I've been building games for 25 years. over time, programmers collect algo's into their "bag of tricks". code that they rely on again and again to get the job done. for making games, i've consolidated that bag of tricks into just 3000 lines of code that is a thin wrapper over directx. directx is rather verbose with lots of long variable and function names, and requires a lot of typing. The thin wrapper makes it less work: aniso(onoff) vs D3DSetTextureFilterSomethngOrAnother(Blah,Blah,Blah.........).
the "library" provides wrappers for directx, file io, mouse, windows message processing, keyboard input, string conversion, and random number generation. all wrappers compile inline.
the "library" also adds the following capabilities to directX: timer system; popup menu system; mesh, texture, model and animation databases; a limb based animation system; and matrix and string manipulators.
but the most important technology in the library is the drawlist. the drawlist queues all drawing calls, then sorts them based on the optimal order directx desires, then sends them off to directx for drawing.

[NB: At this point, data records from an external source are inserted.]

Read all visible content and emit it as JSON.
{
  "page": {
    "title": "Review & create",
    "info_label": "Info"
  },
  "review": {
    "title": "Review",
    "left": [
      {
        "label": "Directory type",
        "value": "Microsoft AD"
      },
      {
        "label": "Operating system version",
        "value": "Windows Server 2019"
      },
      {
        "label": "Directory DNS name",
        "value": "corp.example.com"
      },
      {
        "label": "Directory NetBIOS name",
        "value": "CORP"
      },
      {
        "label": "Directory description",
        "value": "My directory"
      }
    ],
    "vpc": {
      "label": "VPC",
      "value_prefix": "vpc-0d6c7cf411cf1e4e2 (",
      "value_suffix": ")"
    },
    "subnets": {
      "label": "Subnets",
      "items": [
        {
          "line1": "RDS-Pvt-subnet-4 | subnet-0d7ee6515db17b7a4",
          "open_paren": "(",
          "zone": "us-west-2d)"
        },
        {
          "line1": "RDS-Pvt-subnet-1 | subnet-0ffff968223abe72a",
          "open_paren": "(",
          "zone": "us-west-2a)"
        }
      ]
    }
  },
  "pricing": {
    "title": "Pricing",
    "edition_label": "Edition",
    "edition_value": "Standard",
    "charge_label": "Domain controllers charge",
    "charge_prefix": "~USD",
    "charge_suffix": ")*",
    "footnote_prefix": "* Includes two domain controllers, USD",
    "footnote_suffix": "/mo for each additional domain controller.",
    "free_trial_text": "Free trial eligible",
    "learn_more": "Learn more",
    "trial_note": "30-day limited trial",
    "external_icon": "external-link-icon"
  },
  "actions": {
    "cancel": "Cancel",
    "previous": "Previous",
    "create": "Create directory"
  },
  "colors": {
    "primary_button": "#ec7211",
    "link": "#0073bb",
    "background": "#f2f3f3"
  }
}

these are representative of the types of capabilities needed in a generic gamedev library. As you can see, WINAPI, STL, MFC, GDI, and all the rest of that !^#@#%^$#*&^#@*%@!!!! stuff have none of this.
A minimal amount of windows API will be required to create a window class, register it, create a window, then go 3d and kiss windows goodbye! (yeah!).
a minimal windows message handler and window procedure will be required for mouse input.
as for what game to make....
well, the answer is obvious:
you make what you want to play and isn't already out there!
if you don't want to play it, odds are others won't want to either.
if you don't want to play it, you won't be motivated. might as well be programming databases for all the thrill you'll get at the end when you can use what you've built. if you're not motivated, you won't CARE about the project with the same passion, and the quality of your work will show it.
if its already out there, you don't need to built it, you can just go buy a copy and play it. in this case, building it would simply be an educational exercise. Nothing wrong with that, but another team has a head start, and it would be more work to eventually compete against them commercially.
Since you're just starting out and this will be for learning, not profit (at least at first), don't worry about whether there is already a game out there like it. this can actually be an advantage, as it gives you a working game to study and use as a reference for what you want to do. So simply decide what _FOR_YOU_ would be the coolest type of game to build, and go for it. I emphasize the "for you" because this will be key in keeping you motivated though the learning curve.
If the types of games you want to make are 3D games, don't waste time on learning how to make other types of games. there is very little in the way of game building knowledge from Tetris that transfers to Skyrim.
Also, if you want to BUILD games, don't waste time learning how to mod a game someone else has ALREADY built. While modding can be a somewhat roundabout way to learn how 3d games are built, its not the same thing as building one yourself (think "pimp my ride" vs a hand-built high-end Ferrari). And you get locked into the mindset of the designer of the engine you mod, thinking all games should be made this way. many is the time i've lamented the fact that Wolf3D/DOOM/Quake (and every shooter like on tthem) uses "levels" (level maps). now everyone thinks of game environments in terms of level maps, and that level maps are the only way to make a game. For anything you want to do in a game, there's usually a number of possible algo's, each with its own advantages and disadvantages, and its own capabilities and limitations. Learning game design by modding only exposes you to the solutions chosen by the engine designer for their particular application. If you build it yourself, the first step is to learn what algo's are out there, then pick one or roll your own if none is suitable. By doing so you learn about all the ways something can be done, not just one that may or may not be appropriate for the project at hand.
keep your favorite C++ book at your side, your favorite DirectX book at your side, the directx docs on a shortcut on your desktop, and GO FOR IT!
you may be looking up every single word in a line of code at first, and it may take a whole day to get 5 lines to work right, but keep at it, and you'll get there. eventually, it all becomes easy, especially if you spend 12-18 hours a day thinking 3d.